Records excerpted from a collection:
+-------+
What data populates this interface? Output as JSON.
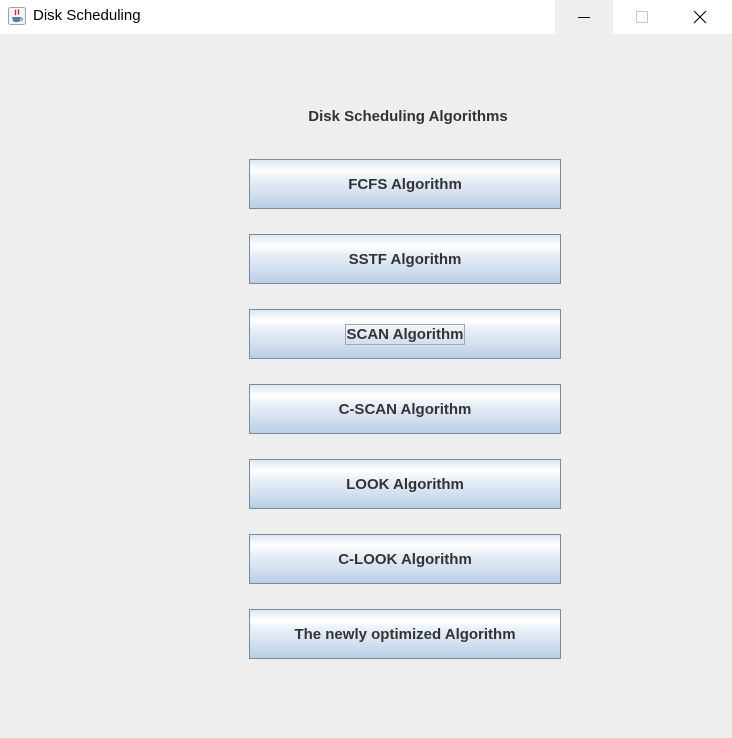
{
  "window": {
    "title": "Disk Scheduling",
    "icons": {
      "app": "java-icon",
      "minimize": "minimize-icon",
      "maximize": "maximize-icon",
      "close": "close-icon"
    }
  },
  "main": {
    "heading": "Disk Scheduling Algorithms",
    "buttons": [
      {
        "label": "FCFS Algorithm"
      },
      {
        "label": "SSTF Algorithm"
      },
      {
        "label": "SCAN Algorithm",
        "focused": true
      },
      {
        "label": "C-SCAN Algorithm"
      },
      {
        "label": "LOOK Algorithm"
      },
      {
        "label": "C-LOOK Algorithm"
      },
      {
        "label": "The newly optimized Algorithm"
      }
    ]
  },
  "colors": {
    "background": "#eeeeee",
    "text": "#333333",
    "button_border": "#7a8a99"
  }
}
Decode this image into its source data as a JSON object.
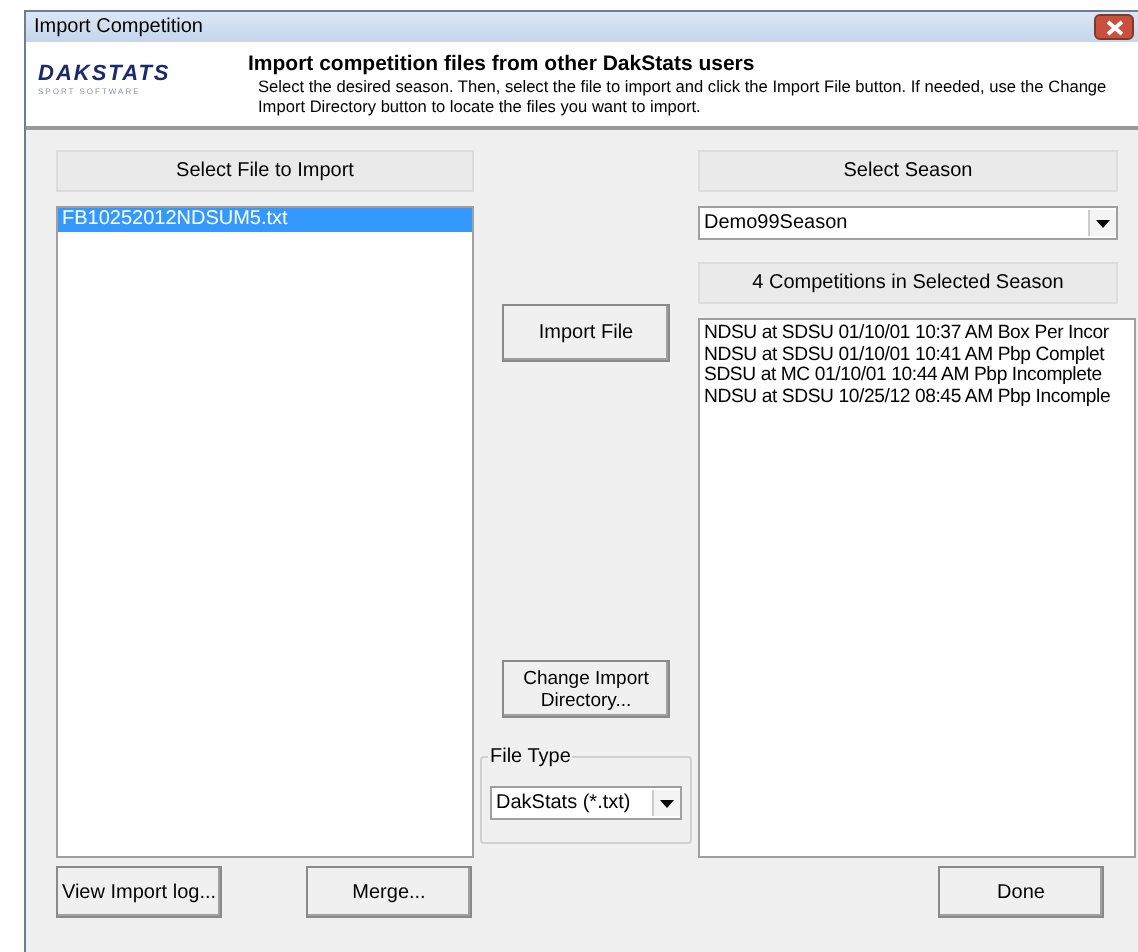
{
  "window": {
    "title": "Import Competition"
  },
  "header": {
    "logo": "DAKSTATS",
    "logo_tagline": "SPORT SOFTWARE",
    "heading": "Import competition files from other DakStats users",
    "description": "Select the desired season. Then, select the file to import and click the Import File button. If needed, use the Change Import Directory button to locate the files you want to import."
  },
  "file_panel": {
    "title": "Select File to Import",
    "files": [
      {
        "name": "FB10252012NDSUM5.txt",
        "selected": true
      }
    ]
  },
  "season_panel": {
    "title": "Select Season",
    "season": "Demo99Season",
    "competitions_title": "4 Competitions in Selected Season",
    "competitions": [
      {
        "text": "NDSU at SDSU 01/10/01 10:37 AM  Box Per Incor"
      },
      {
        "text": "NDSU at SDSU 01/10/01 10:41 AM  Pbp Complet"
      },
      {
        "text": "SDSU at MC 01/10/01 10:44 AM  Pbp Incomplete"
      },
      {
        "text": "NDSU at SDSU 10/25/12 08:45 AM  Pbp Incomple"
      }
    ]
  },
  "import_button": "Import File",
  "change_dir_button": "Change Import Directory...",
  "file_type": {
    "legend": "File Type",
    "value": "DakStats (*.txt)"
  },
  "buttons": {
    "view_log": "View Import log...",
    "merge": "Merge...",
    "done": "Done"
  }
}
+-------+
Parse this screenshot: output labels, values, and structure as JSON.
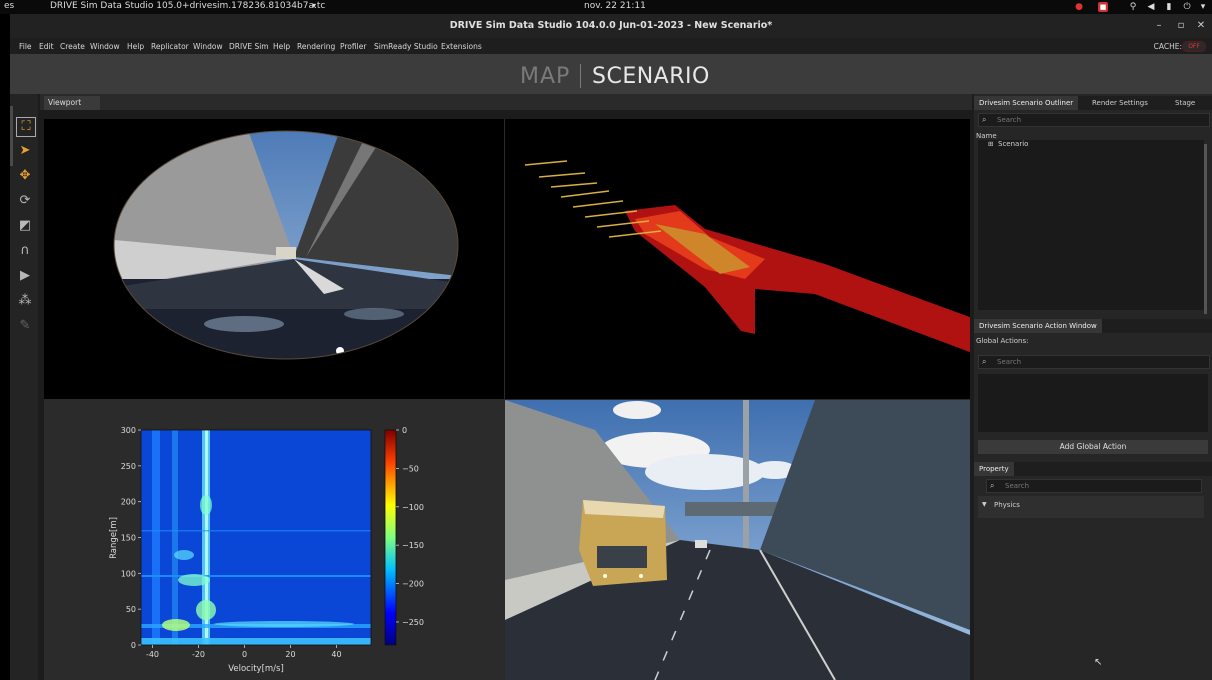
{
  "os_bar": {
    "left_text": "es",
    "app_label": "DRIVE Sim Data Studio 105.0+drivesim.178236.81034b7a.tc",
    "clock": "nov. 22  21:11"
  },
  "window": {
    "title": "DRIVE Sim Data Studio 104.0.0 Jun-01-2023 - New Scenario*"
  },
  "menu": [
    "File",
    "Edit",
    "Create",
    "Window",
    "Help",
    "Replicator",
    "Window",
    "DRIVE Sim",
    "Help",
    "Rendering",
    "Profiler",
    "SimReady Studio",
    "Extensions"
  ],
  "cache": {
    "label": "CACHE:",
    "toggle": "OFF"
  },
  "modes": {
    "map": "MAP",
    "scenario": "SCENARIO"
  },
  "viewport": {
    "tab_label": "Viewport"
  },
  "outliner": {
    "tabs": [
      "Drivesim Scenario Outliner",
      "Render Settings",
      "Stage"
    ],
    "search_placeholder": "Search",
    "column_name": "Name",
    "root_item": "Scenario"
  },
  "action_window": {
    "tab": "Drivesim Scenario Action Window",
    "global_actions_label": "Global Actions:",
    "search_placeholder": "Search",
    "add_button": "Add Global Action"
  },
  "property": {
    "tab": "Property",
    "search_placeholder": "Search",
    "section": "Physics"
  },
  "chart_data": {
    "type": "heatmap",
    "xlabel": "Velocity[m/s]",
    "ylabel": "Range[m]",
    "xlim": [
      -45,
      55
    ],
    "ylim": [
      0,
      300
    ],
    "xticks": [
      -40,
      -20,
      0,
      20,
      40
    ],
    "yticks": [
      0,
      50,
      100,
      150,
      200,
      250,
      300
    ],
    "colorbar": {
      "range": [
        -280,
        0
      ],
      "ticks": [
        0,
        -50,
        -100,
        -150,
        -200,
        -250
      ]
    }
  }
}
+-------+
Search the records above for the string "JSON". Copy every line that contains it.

Answer to this problem
What data populates this interface? Output as JSON.
Decode this image into its source data as a JSON object.
Parse this screenshot: output labels, values, and structure as JSON.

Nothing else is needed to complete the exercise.